10 August 17 The Straits Times by YASMINE YAHYA
United Overseas Bank, in its 80-year history, has been a witness to Asean's development from the very beginning, and a believer too.
Deputy chairman and chief executive officer Wee Ee Cheong said that regional blocs are not in fashion these days - Asean is turning 50 at a time of rising nationalist sentiment and policies.
However, the bank remains deeply committed to the region and believes much more potential remains to be tapped.
After all, Asean's growth outpaces that of the European Union and the United States. The region is expected to become the fourth largest economy by 2030, behind the EU, United States and China.
This growth presents immense opportunities for business, trade and investment, Mr Wee said. The region's collective potential is underpinned by strong fundamentals such as a young and vibrant workforce, a growing middle class and increasing intra-regional trade flows.
For this future to come to fruit- ion, connectivity will be key, he added.
After all, Asean has long been a trade-driven economic bloc.

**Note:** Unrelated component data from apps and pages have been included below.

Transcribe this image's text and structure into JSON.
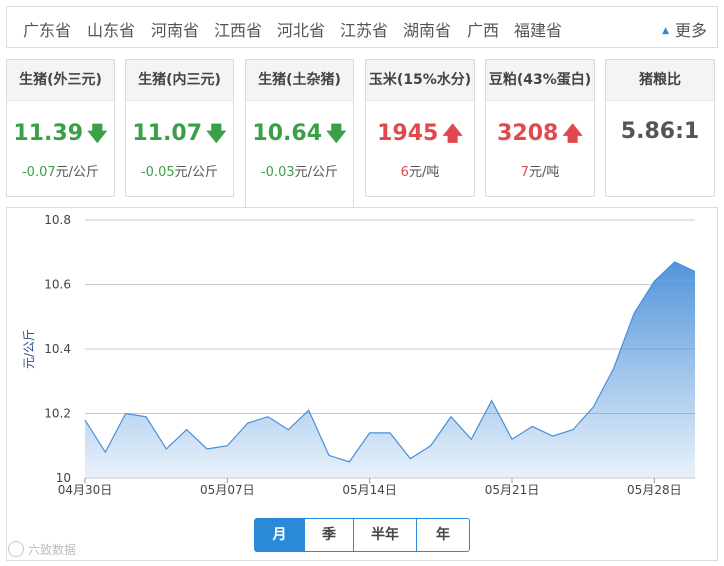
{
  "provinces": {
    "items": [
      "广东省",
      "山东省",
      "河南省",
      "江西省",
      "河北省",
      "江苏省",
      "湖南省",
      "广西",
      "福建省"
    ],
    "more_label": "更多"
  },
  "cards": [
    {
      "title": "生猪(外三元)",
      "price": "11.39",
      "direction": "down",
      "change": "-0.07",
      "unit": "元/公斤"
    },
    {
      "title": "生猪(内三元)",
      "price": "11.07",
      "direction": "down",
      "change": "-0.05",
      "unit": "元/公斤"
    },
    {
      "title": "生猪(土杂猪)",
      "price": "10.64",
      "direction": "down",
      "change": "-0.03",
      "unit": "元/公斤",
      "active": true
    },
    {
      "title": "玉米(15%水分)",
      "price": "1945",
      "direction": "up",
      "change": "6",
      "unit": "元/吨"
    },
    {
      "title": "豆粕(43%蛋白)",
      "price": "3208",
      "direction": "up",
      "change": "7",
      "unit": "元/吨"
    },
    {
      "title": "猪粮比",
      "price": "5.86:1",
      "direction": "none",
      "change": "",
      "unit": ""
    }
  ],
  "colors": {
    "down": "#3aa047",
    "up": "#e0494d",
    "accent": "#2b8ad8",
    "line": "#4a90d9"
  },
  "range_buttons": [
    {
      "label": "月",
      "active": true
    },
    {
      "label": "季",
      "active": false
    },
    {
      "label": "半年",
      "active": false
    },
    {
      "label": "年",
      "active": false
    }
  ],
  "watermark": "六致数据",
  "chart_data": {
    "type": "area",
    "ylabel": "元/公斤",
    "xlabel": "",
    "ylim": [
      10,
      10.8
    ],
    "yticks": [
      "10",
      "10.2",
      "10.4",
      "10.6",
      "10.8"
    ],
    "x": [
      "04-30",
      "05-01",
      "05-02",
      "05-03",
      "05-04",
      "05-05",
      "05-06",
      "05-07",
      "05-08",
      "05-09",
      "05-10",
      "05-11",
      "05-12",
      "05-13",
      "05-14",
      "05-15",
      "05-16",
      "05-17",
      "05-18",
      "05-19",
      "05-20",
      "05-21",
      "05-22",
      "05-23",
      "05-24",
      "05-25",
      "05-26",
      "05-27",
      "05-28",
      "05-29",
      "05-30"
    ],
    "xtick_labels": [
      {
        "index": 0,
        "label": "04月30日"
      },
      {
        "index": 7,
        "label": "05月07日"
      },
      {
        "index": 14,
        "label": "05月14日"
      },
      {
        "index": 21,
        "label": "05月21日"
      },
      {
        "index": 28,
        "label": "05月28日"
      }
    ],
    "values": [
      10.18,
      10.08,
      10.2,
      10.19,
      10.09,
      10.15,
      10.09,
      10.1,
      10.17,
      10.19,
      10.15,
      10.21,
      10.07,
      10.05,
      10.14,
      10.14,
      10.06,
      10.1,
      10.19,
      10.12,
      10.24,
      10.12,
      10.16,
      10.13,
      10.15,
      10.22,
      10.34,
      10.51,
      10.61,
      10.67,
      10.64
    ],
    "grid": true,
    "legend": "none"
  }
}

Together, the members bring to the table a wide range of comparative advantages such as low-cost labour, abundant natural resources and close intra-Asean governmental relationships.
The successful adoption of digital technology and data - from individuals and businesses to industries and economies - in the face of potential disruption will help to equip and to prepare Asean for the opportunities of the future.
MR WEE EE CHEONG, UOB's Deputy chairman and chief executive officer
The new Master Plan on Asean Connectivity 2025 adopted in September last year will help, he said, as it encourages further the development of the region's infrastructure, logistics, innovation, regulations and people mobility.
For its part, UOB's Foreign Direct Investment Advisory team, which was set up in 2011, has been connecting companies within Asean and beyond in China, Japan and Europe to business, trade and investment opportunities in the region.
Last year, the team facilitated more than $27 billion of business flows to South-east Asia's industries such as fast-moving consumer goods, natural resources, and building and construction.
Being able to support our customers as they seize these opportunities is one of the reasons we continue to deepen our presence in key Asean markets, such as in the frontier markets of Myanmar and Vietnam, Mr Wee said.
UOB also recently became the first Singapore bank to receive an in-principle foreign-owned subsi- diary bank licence in Vietnam.
From here, the way forward for Asean is digital, Mr Wee said.
While the economy in the 20th century was driven by goods and services, the 21st century is being driven by digital technology and data, which can be effective enablers for inclusive and sustainable growth.
The successful adoption of digital technology and data - from individuals and businesses to industries and economies - in the face of potential disruption will help to equip and to prepare Asean for the opportunities of the future, he added.
Infrastructure development is another area which will fuel growth, Mr Wee said. Large-scale infrastructure projects such as the trans-Asian railway are connecting Asean to new opportunities. The economic benefits brought about by these projects will be enormous and will help to reinforce Asean's role in the global manufacturing and supply chains.
UOB has facilitated infrastructure development in Asean by, for example, financing the construction of gas-fired power plants and telecommunications towers in Myanmar and investing in one of Vietnam's largest privately-owned hydro-power companies, Bitexco Power Corporation.
Over the past five decades, the 10 Asean member countries have demonstrated the pragmatism of their approach to stability, growth and development through unity in diversity, Mr Wee said. UOB, with its deep roots in the region, remains very positive about the benefits that a strong, cohesive and prepared Asean will bring to individuals, businesses and industries.